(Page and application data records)
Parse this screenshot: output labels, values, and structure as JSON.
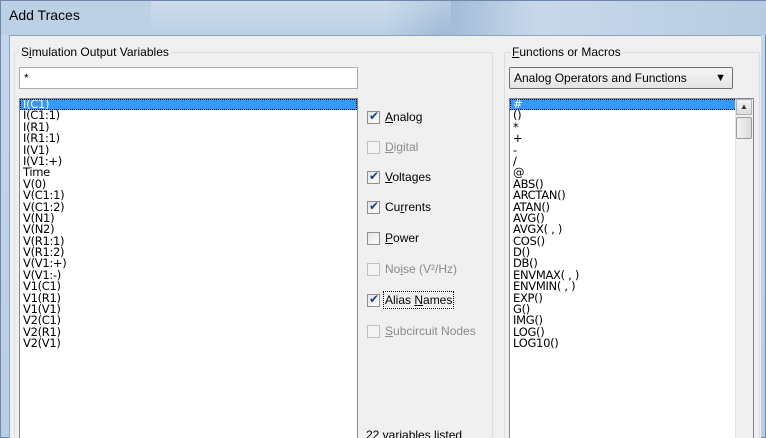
{
  "window": {
    "title": "Add Traces"
  },
  "output_vars": {
    "group_label": "Simulation Output Variables",
    "filter_value": "*",
    "items": [
      "I(C1)",
      "I(C1:1)",
      "I(R1)",
      "I(R1:1)",
      "I(V1)",
      "I(V1:+)",
      "Time",
      "V(0)",
      "V(C1:1)",
      "V(C1:2)",
      "V(N1)",
      "V(N2)",
      "V(R1:1)",
      "V(R1:2)",
      "V(V1:+)",
      "V(V1:-)",
      "V1(C1)",
      "V1(R1)",
      "V1(V1)",
      "V2(C1)",
      "V2(R1)",
      "V2(V1)"
    ],
    "selected_index": 0
  },
  "filters": [
    {
      "label": "Analog",
      "checked": true,
      "enabled": true
    },
    {
      "label": "Digital",
      "checked": false,
      "enabled": false
    },
    {
      "label": "Voltages",
      "checked": true,
      "enabled": true
    },
    {
      "label": "Currents",
      "checked": true,
      "enabled": true
    },
    {
      "label": "Power",
      "checked": false,
      "enabled": true
    },
    {
      "label": "Noise (V²/Hz)",
      "checked": false,
      "enabled": false
    },
    {
      "label": "Alias Names",
      "checked": true,
      "enabled": true
    },
    {
      "label": "Subcircuit Nodes",
      "checked": false,
      "enabled": false
    }
  ],
  "status": {
    "count_text": "22 variables listed"
  },
  "functions": {
    "group_label": "Functions or Macros",
    "dropdown_value": "Analog Operators and Functions",
    "items": [
      "#",
      "()",
      "*",
      "+",
      "-",
      "/",
      "@",
      "ABS()",
      "ARCTAN()",
      "ATAN()",
      "AVG()",
      "AVGX( , )",
      "COS()",
      "D()",
      "DB()",
      "ENVMAX( , )",
      "ENVMIN( , )",
      "EXP()",
      "G()",
      "IMG()",
      "LOG()",
      "LOG10()"
    ],
    "selected_index": 0
  }
}
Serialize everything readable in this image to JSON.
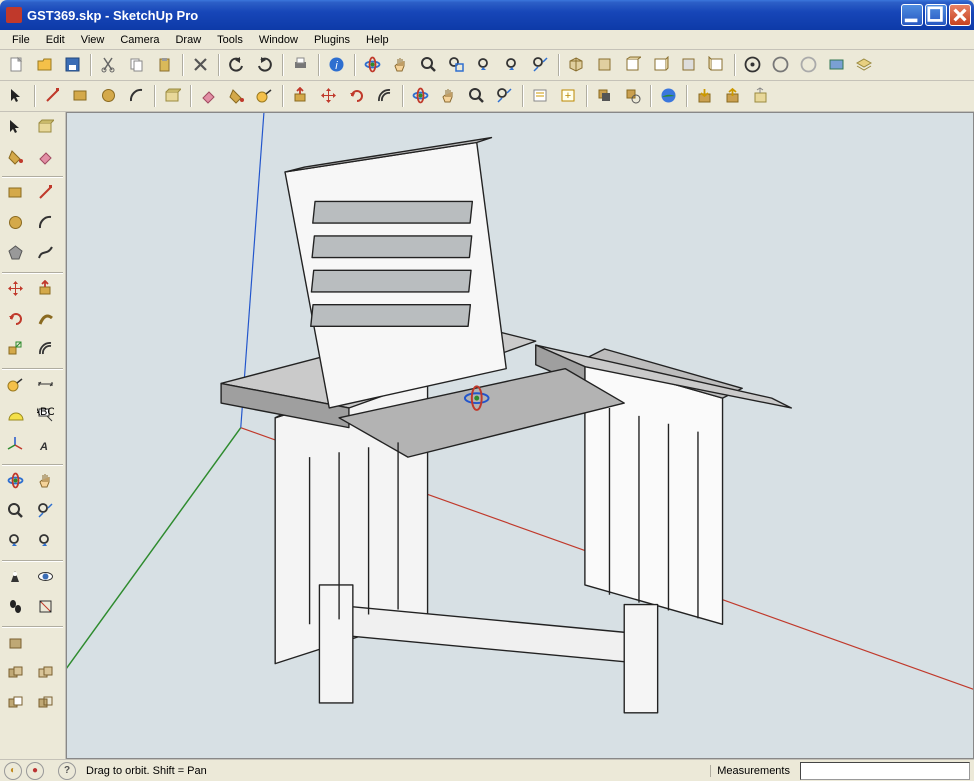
{
  "window": {
    "title": "GST369.skp - SketchUp Pro"
  },
  "menu": {
    "items": [
      "File",
      "Edit",
      "View",
      "Camera",
      "Draw",
      "Tools",
      "Window",
      "Plugins",
      "Help"
    ]
  },
  "toolbar_top1": {
    "items": [
      {
        "name": "new-file-icon"
      },
      {
        "name": "open-file-icon"
      },
      {
        "name": "save-file-icon"
      },
      {
        "sep": true
      },
      {
        "name": "cut-icon"
      },
      {
        "name": "copy-icon"
      },
      {
        "name": "paste-icon"
      },
      {
        "sep": true
      },
      {
        "name": "delete-icon"
      },
      {
        "sep": true
      },
      {
        "name": "undo-icon"
      },
      {
        "name": "redo-icon"
      },
      {
        "sep": true
      },
      {
        "name": "print-icon"
      },
      {
        "sep": true
      },
      {
        "name": "model-info-icon"
      },
      {
        "sep": true
      },
      {
        "name": "orbit-icon"
      },
      {
        "name": "pan-icon"
      },
      {
        "name": "zoom-icon"
      },
      {
        "name": "zoom-window-icon"
      },
      {
        "name": "zoom-previous-icon"
      },
      {
        "name": "zoom-next-icon"
      },
      {
        "name": "zoom-extents-icon"
      },
      {
        "sep": true
      },
      {
        "name": "iso-view-icon"
      },
      {
        "name": "top-view-icon"
      },
      {
        "name": "front-view-icon"
      },
      {
        "name": "right-view-icon"
      },
      {
        "name": "back-view-icon"
      },
      {
        "name": "left-view-icon"
      },
      {
        "sep": true
      },
      {
        "name": "get-models-icon"
      },
      {
        "name": "share-model-icon"
      },
      {
        "name": "get-photo-icon"
      },
      {
        "name": "preview-ge-icon"
      },
      {
        "name": "layer-icon"
      }
    ]
  },
  "toolbar_top2": {
    "items": [
      {
        "name": "select-icon"
      },
      {
        "sep": true
      },
      {
        "name": "line-icon"
      },
      {
        "name": "rectangle-icon"
      },
      {
        "name": "circle-icon"
      },
      {
        "name": "arc-icon"
      },
      {
        "sep": true
      },
      {
        "name": "component-icon"
      },
      {
        "sep": true
      },
      {
        "name": "eraser-icon"
      },
      {
        "name": "paint-bucket-icon"
      },
      {
        "name": "tape-measure-icon"
      },
      {
        "sep": true
      },
      {
        "name": "push-pull-icon"
      },
      {
        "name": "move-icon"
      },
      {
        "name": "rotate-icon"
      },
      {
        "name": "offset-icon"
      },
      {
        "sep": true
      },
      {
        "name": "orbit-icon"
      },
      {
        "name": "pan-icon"
      },
      {
        "name": "zoom-icon"
      },
      {
        "name": "zoom-extents-icon"
      },
      {
        "sep": true
      },
      {
        "name": "outliner-icon"
      },
      {
        "name": "add-scene-icon"
      },
      {
        "sep": true
      },
      {
        "name": "shadow-toggle-icon"
      },
      {
        "name": "shadow-settings-icon"
      },
      {
        "sep": true
      },
      {
        "name": "google-earth-icon"
      },
      {
        "sep": true
      },
      {
        "name": "warehouse-get-icon"
      },
      {
        "name": "warehouse-upload-icon"
      },
      {
        "name": "share-component-icon"
      }
    ]
  },
  "side_tools": {
    "groups": [
      {
        "items": [
          {
            "name": "select-icon"
          },
          {
            "name": "component-icon"
          }
        ]
      },
      {
        "items": [
          {
            "name": "paint-bucket-icon"
          },
          {
            "name": "eraser-icon"
          }
        ]
      },
      {
        "sep": true
      },
      {
        "items": [
          {
            "name": "rectangle-icon"
          },
          {
            "name": "line-icon"
          }
        ]
      },
      {
        "items": [
          {
            "name": "circle-icon"
          },
          {
            "name": "arc-icon"
          }
        ]
      },
      {
        "items": [
          {
            "name": "polygon-icon"
          },
          {
            "name": "freehand-icon"
          }
        ]
      },
      {
        "sep": true
      },
      {
        "items": [
          {
            "name": "move-icon"
          },
          {
            "name": "push-pull-icon"
          }
        ]
      },
      {
        "items": [
          {
            "name": "rotate-icon"
          },
          {
            "name": "follow-me-icon"
          }
        ]
      },
      {
        "items": [
          {
            "name": "scale-icon"
          },
          {
            "name": "offset-icon"
          }
        ]
      },
      {
        "sep": true
      },
      {
        "items": [
          {
            "name": "tape-measure-icon"
          },
          {
            "name": "dimension-icon"
          }
        ]
      },
      {
        "items": [
          {
            "name": "protractor-icon"
          },
          {
            "name": "text-label-icon"
          }
        ]
      },
      {
        "items": [
          {
            "name": "axes-icon"
          },
          {
            "name": "3d-text-icon"
          }
        ]
      },
      {
        "sep": true
      },
      {
        "items": [
          {
            "name": "orbit-icon"
          },
          {
            "name": "pan-icon"
          }
        ]
      },
      {
        "items": [
          {
            "name": "zoom-icon"
          },
          {
            "name": "zoom-extents-icon"
          }
        ]
      },
      {
        "items": [
          {
            "name": "zoom-previous-icon"
          },
          {
            "name": "zoom-next-icon"
          }
        ]
      },
      {
        "sep": true
      },
      {
        "items": [
          {
            "name": "position-camera-icon"
          },
          {
            "name": "look-around-icon"
          }
        ]
      },
      {
        "items": [
          {
            "name": "walk-icon"
          },
          {
            "name": "section-plane-icon"
          }
        ]
      },
      {
        "sep": true
      },
      {
        "items": [
          {
            "name": "solid-outer-icon"
          }
        ]
      },
      {
        "items": [
          {
            "name": "solid-intersect-icon"
          },
          {
            "name": "solid-union-icon"
          }
        ]
      },
      {
        "items": [
          {
            "name": "solid-subtract-icon"
          },
          {
            "name": "solid-trim-icon"
          }
        ]
      }
    ]
  },
  "status": {
    "hint": "Drag to orbit.  Shift = Pan",
    "vcb_label": "Measurements",
    "vcb_value": ""
  },
  "viewport": {
    "model": "Morris chair",
    "axes": [
      "red",
      "green",
      "blue"
    ]
  }
}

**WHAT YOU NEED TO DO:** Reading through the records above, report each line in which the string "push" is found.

**TASK RESULT:**
        "name": "push-pull-icon"
            "name": "push-pull-icon"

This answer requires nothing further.